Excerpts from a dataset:
================
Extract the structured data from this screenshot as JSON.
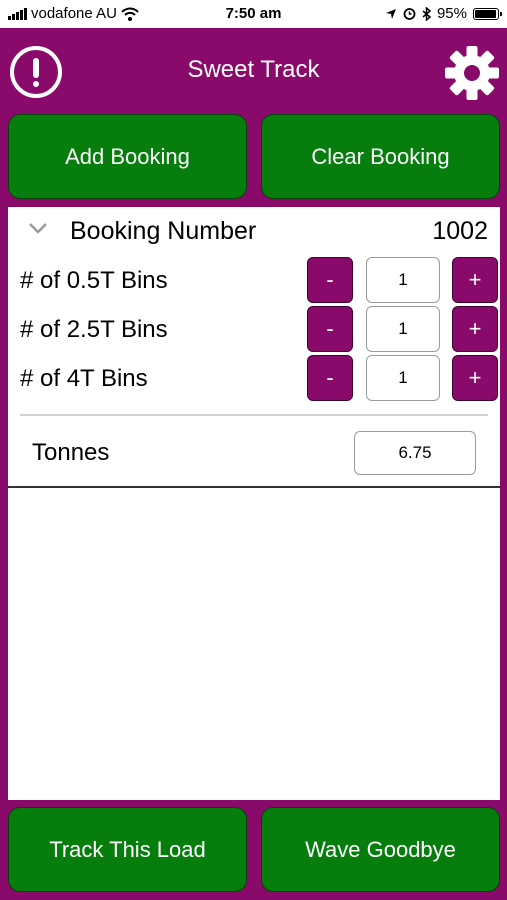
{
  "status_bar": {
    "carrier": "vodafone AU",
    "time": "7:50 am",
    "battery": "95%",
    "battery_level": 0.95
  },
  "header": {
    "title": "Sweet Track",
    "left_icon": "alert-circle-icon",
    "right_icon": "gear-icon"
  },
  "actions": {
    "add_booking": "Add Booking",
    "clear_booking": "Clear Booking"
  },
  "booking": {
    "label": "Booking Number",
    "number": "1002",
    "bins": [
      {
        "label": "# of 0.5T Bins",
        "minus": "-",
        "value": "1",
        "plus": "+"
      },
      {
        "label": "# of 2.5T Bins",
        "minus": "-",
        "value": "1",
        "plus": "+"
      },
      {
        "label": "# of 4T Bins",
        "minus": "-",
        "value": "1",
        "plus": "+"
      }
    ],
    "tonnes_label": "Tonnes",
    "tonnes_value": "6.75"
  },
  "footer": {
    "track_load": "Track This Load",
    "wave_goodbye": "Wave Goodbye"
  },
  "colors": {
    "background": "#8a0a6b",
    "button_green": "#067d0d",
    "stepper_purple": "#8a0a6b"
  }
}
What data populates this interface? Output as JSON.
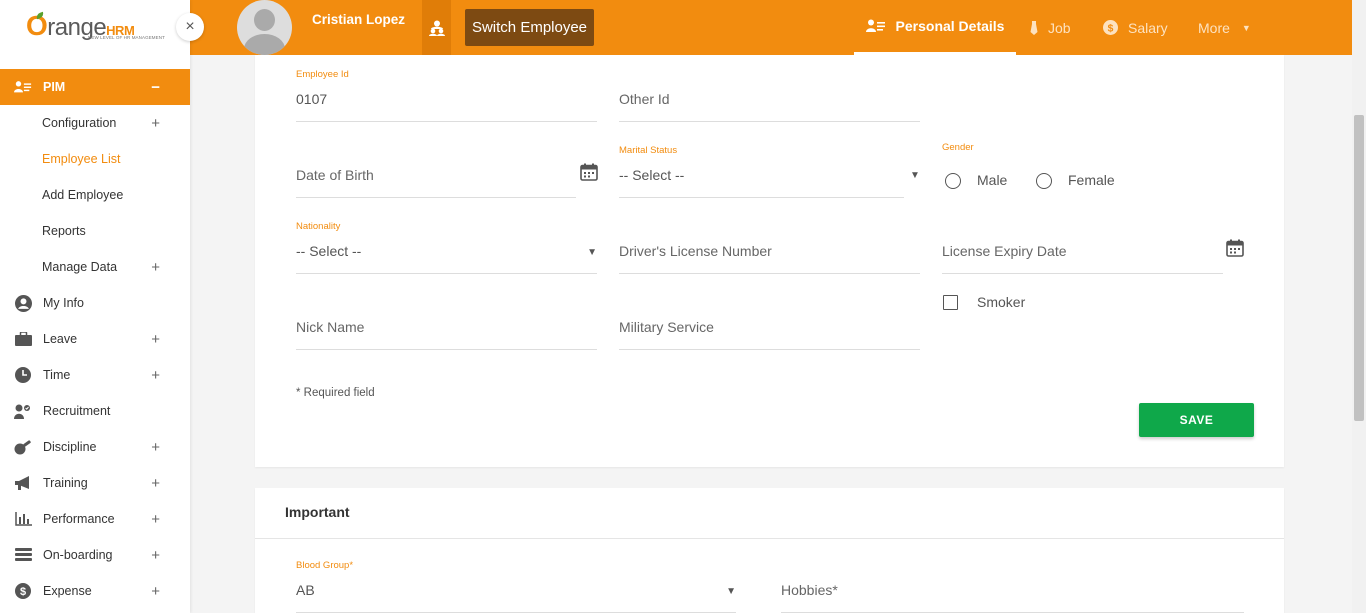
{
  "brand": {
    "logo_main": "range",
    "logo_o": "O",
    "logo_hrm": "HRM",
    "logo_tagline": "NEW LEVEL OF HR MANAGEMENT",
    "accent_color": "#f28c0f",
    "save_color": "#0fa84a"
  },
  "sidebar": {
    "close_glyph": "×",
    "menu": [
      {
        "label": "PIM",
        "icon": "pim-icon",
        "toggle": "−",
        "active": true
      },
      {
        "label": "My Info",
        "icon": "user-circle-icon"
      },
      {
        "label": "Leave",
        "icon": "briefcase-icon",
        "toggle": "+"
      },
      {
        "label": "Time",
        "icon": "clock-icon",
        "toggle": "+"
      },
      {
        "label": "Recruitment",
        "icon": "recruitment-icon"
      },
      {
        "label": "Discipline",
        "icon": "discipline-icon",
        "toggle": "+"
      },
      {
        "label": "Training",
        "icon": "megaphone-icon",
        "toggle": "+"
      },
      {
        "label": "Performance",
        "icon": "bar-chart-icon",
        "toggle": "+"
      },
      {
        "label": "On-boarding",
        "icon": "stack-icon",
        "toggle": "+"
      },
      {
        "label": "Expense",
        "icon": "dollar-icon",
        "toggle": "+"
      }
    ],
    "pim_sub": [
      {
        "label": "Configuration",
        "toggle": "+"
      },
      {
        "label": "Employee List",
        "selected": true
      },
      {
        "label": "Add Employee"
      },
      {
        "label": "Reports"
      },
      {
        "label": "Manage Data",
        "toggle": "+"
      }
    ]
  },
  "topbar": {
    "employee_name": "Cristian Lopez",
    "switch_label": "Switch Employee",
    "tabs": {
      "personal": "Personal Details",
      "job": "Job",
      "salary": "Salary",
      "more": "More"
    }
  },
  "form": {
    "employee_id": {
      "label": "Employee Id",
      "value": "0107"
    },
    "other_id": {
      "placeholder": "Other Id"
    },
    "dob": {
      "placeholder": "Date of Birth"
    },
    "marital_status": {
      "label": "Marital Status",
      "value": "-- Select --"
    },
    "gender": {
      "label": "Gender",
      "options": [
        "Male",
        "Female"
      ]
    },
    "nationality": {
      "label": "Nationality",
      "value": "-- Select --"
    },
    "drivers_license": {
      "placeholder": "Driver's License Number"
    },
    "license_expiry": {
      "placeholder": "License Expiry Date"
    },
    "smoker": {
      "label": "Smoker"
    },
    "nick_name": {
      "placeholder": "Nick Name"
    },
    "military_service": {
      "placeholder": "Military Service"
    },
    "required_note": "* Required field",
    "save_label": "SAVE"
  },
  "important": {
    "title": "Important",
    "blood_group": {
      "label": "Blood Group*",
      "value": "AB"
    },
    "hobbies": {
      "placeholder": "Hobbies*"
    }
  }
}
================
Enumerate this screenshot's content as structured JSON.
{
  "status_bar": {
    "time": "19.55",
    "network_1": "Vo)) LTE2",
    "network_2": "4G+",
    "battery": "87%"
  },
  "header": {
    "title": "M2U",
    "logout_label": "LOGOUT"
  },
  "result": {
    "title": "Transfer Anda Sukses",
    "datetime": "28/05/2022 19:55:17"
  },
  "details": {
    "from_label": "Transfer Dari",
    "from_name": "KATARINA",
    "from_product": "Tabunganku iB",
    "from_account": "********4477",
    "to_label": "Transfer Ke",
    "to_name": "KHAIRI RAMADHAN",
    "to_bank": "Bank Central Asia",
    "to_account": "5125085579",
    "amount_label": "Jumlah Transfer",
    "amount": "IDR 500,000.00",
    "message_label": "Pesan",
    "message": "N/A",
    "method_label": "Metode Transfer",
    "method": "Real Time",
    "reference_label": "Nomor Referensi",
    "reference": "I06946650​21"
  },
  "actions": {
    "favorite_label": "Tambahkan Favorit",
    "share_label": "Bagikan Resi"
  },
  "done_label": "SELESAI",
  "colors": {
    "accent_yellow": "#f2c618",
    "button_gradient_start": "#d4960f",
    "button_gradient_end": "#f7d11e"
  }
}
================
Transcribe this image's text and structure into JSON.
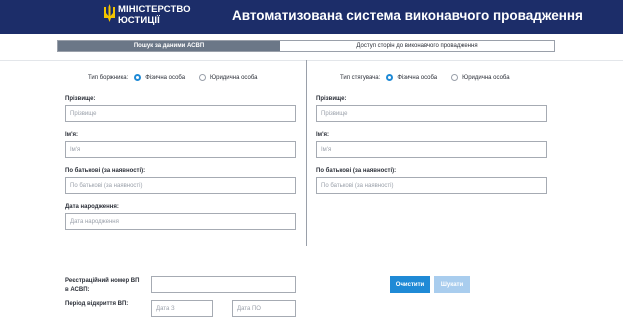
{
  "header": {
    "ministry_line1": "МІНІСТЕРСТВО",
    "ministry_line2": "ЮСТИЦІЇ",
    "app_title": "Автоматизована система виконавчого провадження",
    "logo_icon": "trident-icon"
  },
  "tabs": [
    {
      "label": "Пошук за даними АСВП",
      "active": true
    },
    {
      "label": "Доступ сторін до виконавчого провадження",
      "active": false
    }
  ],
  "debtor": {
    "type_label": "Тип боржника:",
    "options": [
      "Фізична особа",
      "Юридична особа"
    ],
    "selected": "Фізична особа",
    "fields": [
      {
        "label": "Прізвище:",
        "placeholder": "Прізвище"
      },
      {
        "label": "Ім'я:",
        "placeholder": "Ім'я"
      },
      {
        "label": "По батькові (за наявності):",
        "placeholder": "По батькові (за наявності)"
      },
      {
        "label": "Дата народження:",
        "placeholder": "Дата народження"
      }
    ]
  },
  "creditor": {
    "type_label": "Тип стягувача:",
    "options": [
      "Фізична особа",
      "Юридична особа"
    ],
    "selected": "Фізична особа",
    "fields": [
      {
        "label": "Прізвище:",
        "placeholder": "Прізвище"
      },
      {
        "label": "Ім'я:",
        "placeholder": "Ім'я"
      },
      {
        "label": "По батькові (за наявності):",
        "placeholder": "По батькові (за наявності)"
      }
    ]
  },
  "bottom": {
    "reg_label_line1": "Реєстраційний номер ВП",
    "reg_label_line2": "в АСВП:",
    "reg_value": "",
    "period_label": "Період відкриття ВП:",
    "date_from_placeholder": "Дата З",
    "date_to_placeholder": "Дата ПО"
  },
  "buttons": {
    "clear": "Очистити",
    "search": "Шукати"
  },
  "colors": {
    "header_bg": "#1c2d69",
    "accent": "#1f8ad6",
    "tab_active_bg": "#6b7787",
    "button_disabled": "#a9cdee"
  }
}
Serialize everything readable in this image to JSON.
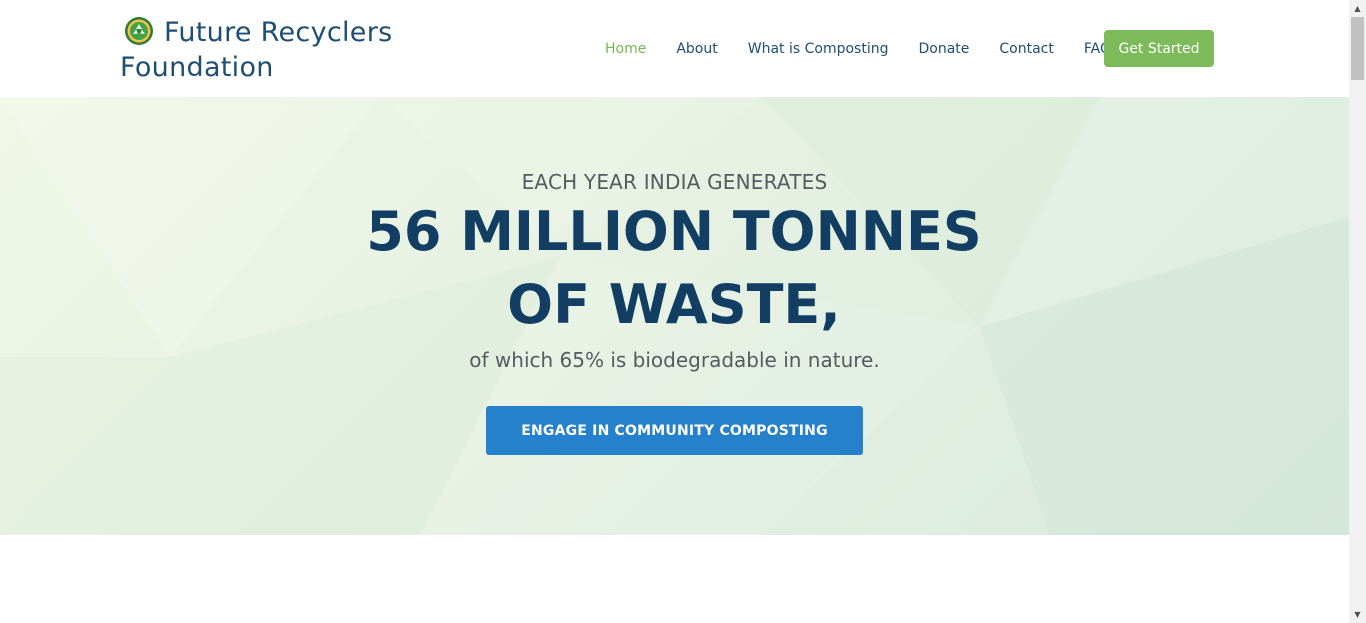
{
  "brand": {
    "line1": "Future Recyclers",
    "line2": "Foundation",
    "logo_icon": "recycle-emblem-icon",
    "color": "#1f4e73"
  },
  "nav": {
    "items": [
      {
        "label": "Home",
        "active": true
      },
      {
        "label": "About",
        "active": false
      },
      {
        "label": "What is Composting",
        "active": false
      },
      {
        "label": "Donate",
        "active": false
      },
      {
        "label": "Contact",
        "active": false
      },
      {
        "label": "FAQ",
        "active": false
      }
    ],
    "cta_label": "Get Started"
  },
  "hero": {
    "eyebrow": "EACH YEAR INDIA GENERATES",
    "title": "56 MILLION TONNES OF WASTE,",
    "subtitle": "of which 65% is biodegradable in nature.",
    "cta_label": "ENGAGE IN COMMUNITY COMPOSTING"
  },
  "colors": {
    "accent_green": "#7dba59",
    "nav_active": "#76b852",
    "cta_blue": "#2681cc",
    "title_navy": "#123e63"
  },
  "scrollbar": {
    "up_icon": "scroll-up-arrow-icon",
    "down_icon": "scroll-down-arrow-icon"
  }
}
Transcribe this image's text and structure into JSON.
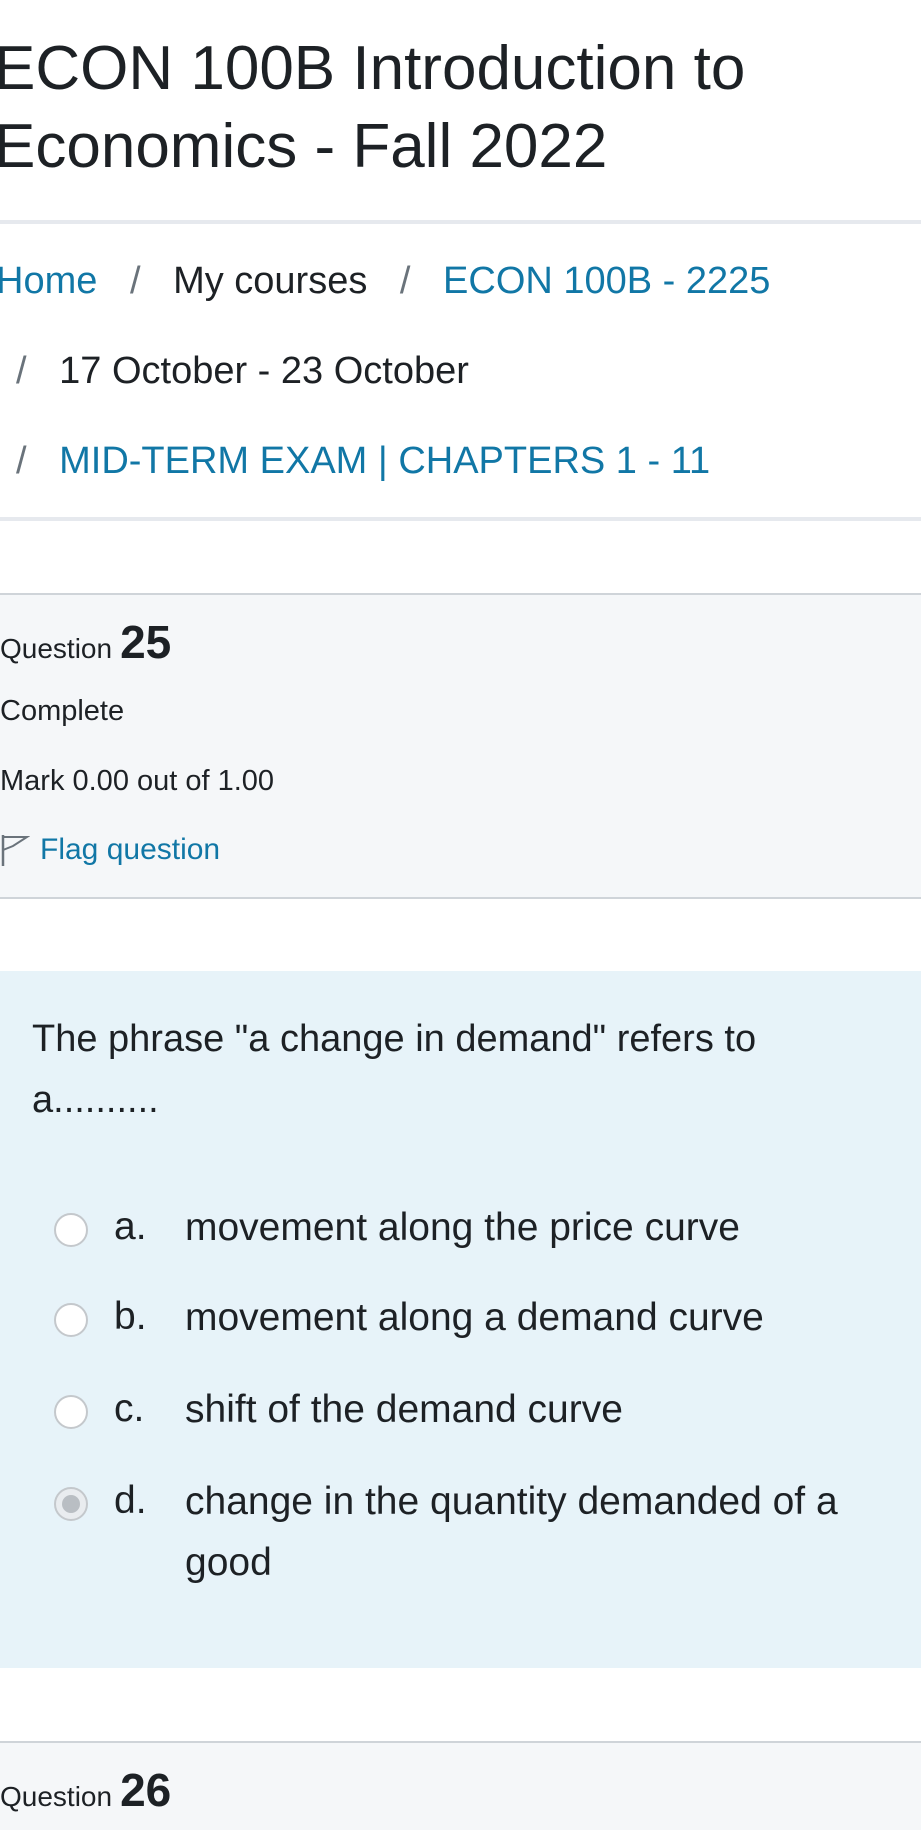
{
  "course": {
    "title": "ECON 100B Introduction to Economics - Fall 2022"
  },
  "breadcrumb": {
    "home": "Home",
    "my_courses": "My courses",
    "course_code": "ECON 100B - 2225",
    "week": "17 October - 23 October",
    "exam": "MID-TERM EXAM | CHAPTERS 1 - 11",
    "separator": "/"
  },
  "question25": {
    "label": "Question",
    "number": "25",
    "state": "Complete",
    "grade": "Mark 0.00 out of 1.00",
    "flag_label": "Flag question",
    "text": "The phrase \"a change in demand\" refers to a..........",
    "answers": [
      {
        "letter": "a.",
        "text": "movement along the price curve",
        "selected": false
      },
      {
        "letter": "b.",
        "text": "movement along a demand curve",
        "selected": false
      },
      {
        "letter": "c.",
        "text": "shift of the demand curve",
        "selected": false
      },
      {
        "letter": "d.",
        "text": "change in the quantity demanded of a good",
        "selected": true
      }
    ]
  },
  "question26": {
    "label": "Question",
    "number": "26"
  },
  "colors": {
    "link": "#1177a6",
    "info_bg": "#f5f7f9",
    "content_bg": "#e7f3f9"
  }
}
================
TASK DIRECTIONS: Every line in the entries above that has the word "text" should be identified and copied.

RESPONSE AREA:
Transcribe this image's text and structure into JSON.
Transcribe this image's text and structure into JSON.
    "text": "The phrase \"a change in demand\" refers to a..........",
        "text": "movement along the price curve",
        "text": "movement along a demand curve",
        "text": "shift of the demand curve",
        "text": "change in the quantity demanded of a good",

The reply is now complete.